My Ride A Long With Officer Robles
Author: Maria GarcŪa





It was a cold, windy Saturday morning in December. I 
was heading to the Watsonville Police Department to 
meet Officer Henry Robles. Officer Robles was giving 
me a tour of the Watsonville Police Department. When 
ten minutes into the tour he asked ďAre you ready to 
go on your ride along?Ē ďYes I am,Ē I said. 

A ride along is when you go with a police officer in 
his patrol car and ride with him for eight to ten 
hours to see what they do on a day-to-day basis. I 
went on a ride along because I am interested in 
pursing a career in law enforcement. I want to be a 
prosecuting attorney one day.

To participate in a ride along you have to be enrolled 
in the Police Departments Administration of Justice 
Class, or you can be a Junior Cadet, a club for youth 
who want to experience what itís like to be a police 
officer.  If youíre in the Administration of Justice 
Class, you can go on a ride once a year. If youíre a 
cadet you can go on a ride along as many times as you 
want as long as a police officers is available to take 
you. 
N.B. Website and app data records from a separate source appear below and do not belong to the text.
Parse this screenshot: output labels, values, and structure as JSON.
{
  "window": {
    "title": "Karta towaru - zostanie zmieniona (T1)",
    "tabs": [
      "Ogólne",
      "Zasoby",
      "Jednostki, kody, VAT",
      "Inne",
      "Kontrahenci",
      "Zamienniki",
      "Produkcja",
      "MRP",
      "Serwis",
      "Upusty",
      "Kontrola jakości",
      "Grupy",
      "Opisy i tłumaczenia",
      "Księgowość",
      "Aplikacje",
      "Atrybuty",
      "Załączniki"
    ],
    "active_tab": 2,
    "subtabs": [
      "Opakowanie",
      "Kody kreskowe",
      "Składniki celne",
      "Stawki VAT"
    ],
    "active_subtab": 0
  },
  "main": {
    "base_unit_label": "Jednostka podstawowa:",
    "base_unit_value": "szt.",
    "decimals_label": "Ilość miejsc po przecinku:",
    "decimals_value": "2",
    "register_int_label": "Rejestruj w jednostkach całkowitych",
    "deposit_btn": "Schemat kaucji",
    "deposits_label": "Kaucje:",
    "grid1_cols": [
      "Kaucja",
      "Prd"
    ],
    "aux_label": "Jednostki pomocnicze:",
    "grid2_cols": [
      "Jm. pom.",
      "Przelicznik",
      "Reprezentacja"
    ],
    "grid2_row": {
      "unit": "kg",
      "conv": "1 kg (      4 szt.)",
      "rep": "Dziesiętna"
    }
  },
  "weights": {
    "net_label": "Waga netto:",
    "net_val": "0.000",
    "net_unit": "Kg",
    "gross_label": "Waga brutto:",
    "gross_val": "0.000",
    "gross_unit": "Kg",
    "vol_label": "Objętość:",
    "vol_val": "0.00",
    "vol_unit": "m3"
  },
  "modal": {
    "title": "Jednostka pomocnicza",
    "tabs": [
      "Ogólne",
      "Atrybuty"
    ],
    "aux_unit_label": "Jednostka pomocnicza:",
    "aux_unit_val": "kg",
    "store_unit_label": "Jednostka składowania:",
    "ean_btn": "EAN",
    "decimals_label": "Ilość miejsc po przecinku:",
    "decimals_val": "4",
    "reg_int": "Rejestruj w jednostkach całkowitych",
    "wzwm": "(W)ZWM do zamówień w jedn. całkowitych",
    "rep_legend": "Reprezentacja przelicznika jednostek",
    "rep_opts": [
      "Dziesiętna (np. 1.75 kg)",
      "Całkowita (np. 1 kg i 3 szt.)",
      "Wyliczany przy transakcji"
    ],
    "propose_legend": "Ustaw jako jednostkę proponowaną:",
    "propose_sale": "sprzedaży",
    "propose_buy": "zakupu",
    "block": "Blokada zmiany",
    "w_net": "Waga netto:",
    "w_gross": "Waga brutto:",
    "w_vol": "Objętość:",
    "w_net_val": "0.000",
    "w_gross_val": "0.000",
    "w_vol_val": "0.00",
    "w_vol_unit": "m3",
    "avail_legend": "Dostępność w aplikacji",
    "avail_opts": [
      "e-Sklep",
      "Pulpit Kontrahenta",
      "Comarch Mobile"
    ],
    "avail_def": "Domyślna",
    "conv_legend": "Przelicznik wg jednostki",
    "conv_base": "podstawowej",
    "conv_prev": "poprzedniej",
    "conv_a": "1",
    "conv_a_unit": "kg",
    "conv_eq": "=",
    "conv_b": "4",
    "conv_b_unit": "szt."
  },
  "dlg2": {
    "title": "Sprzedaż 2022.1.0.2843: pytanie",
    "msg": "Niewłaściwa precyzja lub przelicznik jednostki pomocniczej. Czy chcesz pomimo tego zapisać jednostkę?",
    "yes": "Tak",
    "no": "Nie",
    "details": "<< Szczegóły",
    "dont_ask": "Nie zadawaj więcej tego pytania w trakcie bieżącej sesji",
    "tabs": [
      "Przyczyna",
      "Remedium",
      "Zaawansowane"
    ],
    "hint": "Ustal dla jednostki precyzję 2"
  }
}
As I walked outside, I saw the patrol car. The outside 
was dirty from the dayís rain, which had muddied up 
the streets. I got in the car, and I saw all the cool 
stuff they have inside. Police cars have a computer 
through which the officers can talk to each other. 
Itís like chatting, but without all the chisme. The 
car has special buttons in between the passenger and 
driver seats when a ďcode threeĒ comes in over the 
radio. 

Our first call was for a domestic disturbance. We left 
to the scene of the dispute. After the domestic 
disturbance was settled, we heard the dispatcher say 
that there was a possible homicide by the Pajaro 
Bridge. Officer Robles turned to me and said ďLetís 
Go!Ē When we got to the Pajaro Bridge it turned out to 
be an actual homicide.  When I heard this, adrenaline 
rushed through my veins. I didnít know what to do. I 
was in shock.
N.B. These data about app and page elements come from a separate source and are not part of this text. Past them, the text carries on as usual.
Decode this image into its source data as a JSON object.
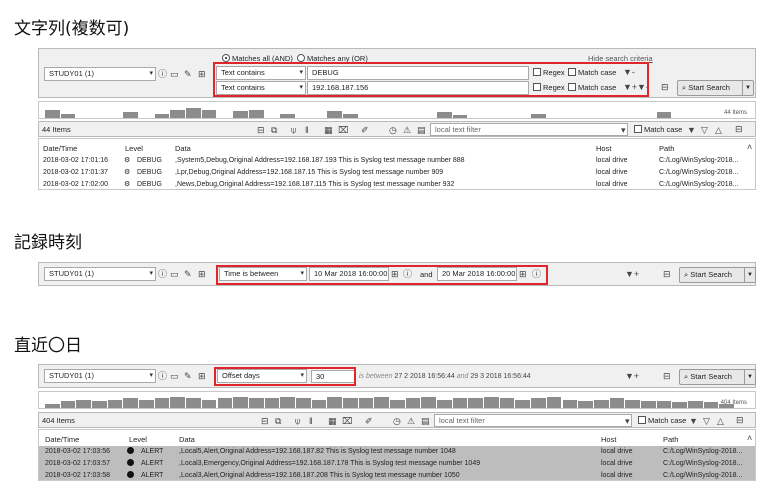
{
  "sections": [
    {
      "heading": "文字列(複数可)"
    },
    {
      "heading": "記録時刻"
    },
    {
      "heading": "直近〇日"
    }
  ],
  "panel1": {
    "source": "STUDY01 (1)",
    "match_all": "Matches all (AND)",
    "match_any": "Matches any (OR)",
    "hide_link": "Hide search criteria",
    "rules": [
      {
        "op": "Text contains",
        "value": "DEBUG",
        "regex": "Regex",
        "matchcase": "Match case"
      },
      {
        "op": "Text contains",
        "value": "192.168.187.156",
        "regex": "Regex",
        "matchcase": "Match case"
      }
    ],
    "start_search": "Start Search",
    "histogram_label": "44 Items",
    "histogram_bars": [
      0.6,
      0.3,
      0,
      0,
      0,
      0.4,
      0,
      0.3,
      0.6,
      0.7,
      0.6,
      0,
      0.5,
      0.6,
      0,
      0.3,
      0,
      0,
      0.5,
      0.3,
      0,
      0,
      0,
      0,
      0,
      0.4,
      0.2,
      0,
      0,
      0,
      0,
      0.3,
      0,
      0,
      0,
      0,
      0,
      0,
      0,
      0.4,
      0,
      0,
      0,
      0
    ],
    "items_count": "44 Items",
    "filter_placeholder": "local text filter",
    "match_case": "Match case",
    "columns": {
      "date": "Date/Time",
      "level": "Level",
      "data": "Data",
      "host": "Host",
      "path": "Path"
    },
    "rows": [
      {
        "date": "2018-03-02 17:01:16",
        "level": "DEBUG",
        "data": ",System5,Debug,Original Address=192.168.187.193 This is Syslog test message number 888",
        "host": "local drive",
        "path": "C:/Log/WinSyslog-2018..."
      },
      {
        "date": "2018-03-02 17:01:37",
        "level": "DEBUG",
        "data": ",Lpr,Debug,Original Address=192.168.187.15 This is Syslog test message number 909",
        "host": "local drive",
        "path": "C:/Log/WinSyslog-2018..."
      },
      {
        "date": "2018-03-02 17:02:00",
        "level": "DEBUG",
        "data": ",News,Debug,Original Address=192.168.187.115 This is Syslog test message number 932",
        "host": "local drive",
        "path": "C:/Log/WinSyslog-2018..."
      }
    ]
  },
  "panel2": {
    "source": "STUDY01 (1)",
    "op": "Time is between",
    "from": "10 Mar 2018 16:00:00",
    "and": "and",
    "to": "20 Mar 2018 16:00:00",
    "start_search": "Start Search"
  },
  "panel3": {
    "source": "STUDY01 (1)",
    "op": "Offset days",
    "value": "30",
    "between_prefix": "is between",
    "between_from": "27 2 2018 16:56:44",
    "between_and": "and",
    "between_to": "29 3 2018 16:56:44",
    "start_search": "Start Search",
    "histogram_label": "404 Items",
    "histogram_bars": [
      0.3,
      0.5,
      0.6,
      0.5,
      0.6,
      0.7,
      0.6,
      0.7,
      0.8,
      0.7,
      0.6,
      0.7,
      0.8,
      0.7,
      0.7,
      0.8,
      0.7,
      0.6,
      0.8,
      0.7,
      0.7,
      0.8,
      0.6,
      0.7,
      0.8,
      0.6,
      0.7,
      0.7,
      0.8,
      0.7,
      0.6,
      0.7,
      0.8,
      0.6,
      0.5,
      0.6,
      0.7,
      0.6,
      0.5,
      0.5,
      0.4,
      0.5,
      0.4,
      0.3
    ],
    "items_count": "404 Items",
    "filter_placeholder": "local text filter",
    "match_case": "Match case",
    "columns": {
      "date": "Date/Time",
      "level": "Level",
      "data": "Data",
      "host": "Host",
      "path": "Path"
    },
    "rows": [
      {
        "date": "2018-03-02 17:03:56",
        "level": "ALERT",
        "data": ",Local5,Alert,Original Address=192.168.187.82 This is Syslog test message number 1048",
        "host": "local drive",
        "path": "C:/Log/WinSyslog-2018..."
      },
      {
        "date": "2018-03-02 17:03:57",
        "level": "ALERT",
        "data": ",Local3,Emergency,Original Address=192.168.187.178 This is Syslog test message number 1049",
        "host": "local drive",
        "path": "C:/Log/WinSyslog-2018..."
      },
      {
        "date": "2018-03-02 17:03:58",
        "level": "ALERT",
        "data": ",Local3,Alert,Original Address=192.168.187.208 This is Syslog test message number 1050",
        "host": "local drive",
        "path": "C:/Log/WinSyslog-2018..."
      }
    ]
  },
  "colors": {
    "highlight": "#e0262b",
    "alert_row": "#bdbdbd",
    "bar": "#8c8c8c"
  }
}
When I saw the dead body, I tripped out. I had never 
seen a dead body. I mean, Iíve seen a dead body in a 
funeral before, but not like this, not out on the 
streets. I saw a lot of people on the bridge wanting 
to look at the dead body and wondering what had 
happened. The police officers found a witness who said 
he saw the man drown,  then he changed his story. We 
received another call and we were back on the road.
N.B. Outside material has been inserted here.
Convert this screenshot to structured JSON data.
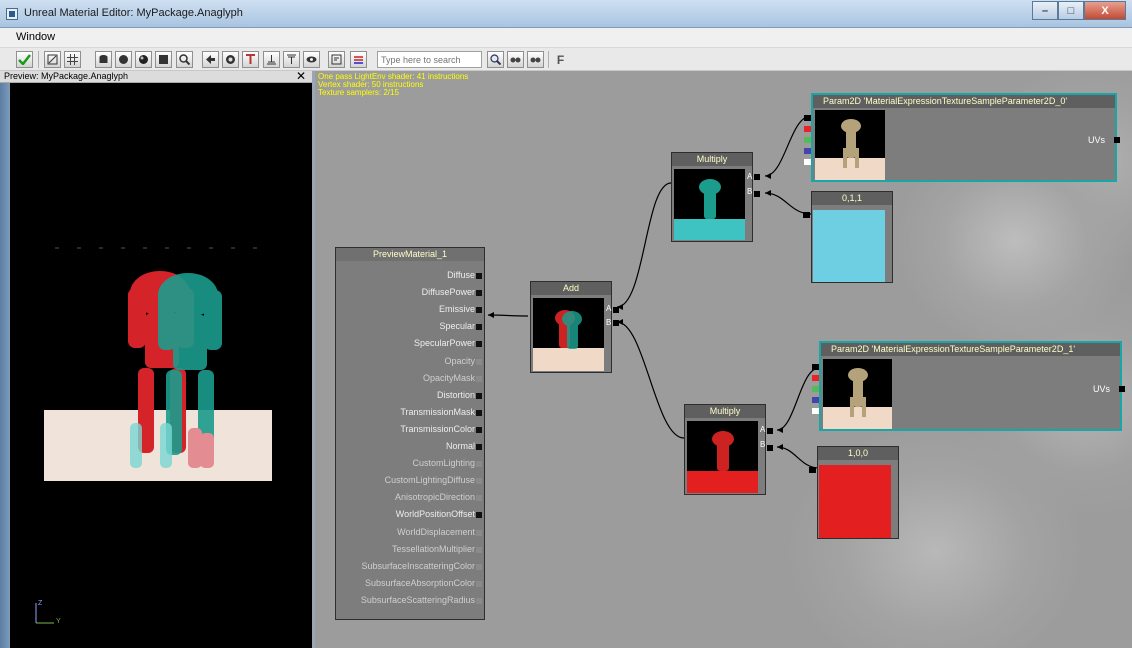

After that, we drove around Freedom, and received a 
couple more calls. Officer Robles told me that he 
needed to write some reports on the arrests he made. I 
asked him to take me home. At 3:45 pm, I was outa 
there and in my house.

From my experience, I learned that Police officers 
actually do something every day. And itís not true 
what people say that they just sit in their patrol 
cars eating donuts or bagels. They are actually out in 
the community making a difference and securing the 
streets for us. So itís like the saying goes, donít 
judge a book by its cover until you actually read it. 
In other words donít judge anyone if you donít know 
them. I canít wait for my next ride a long.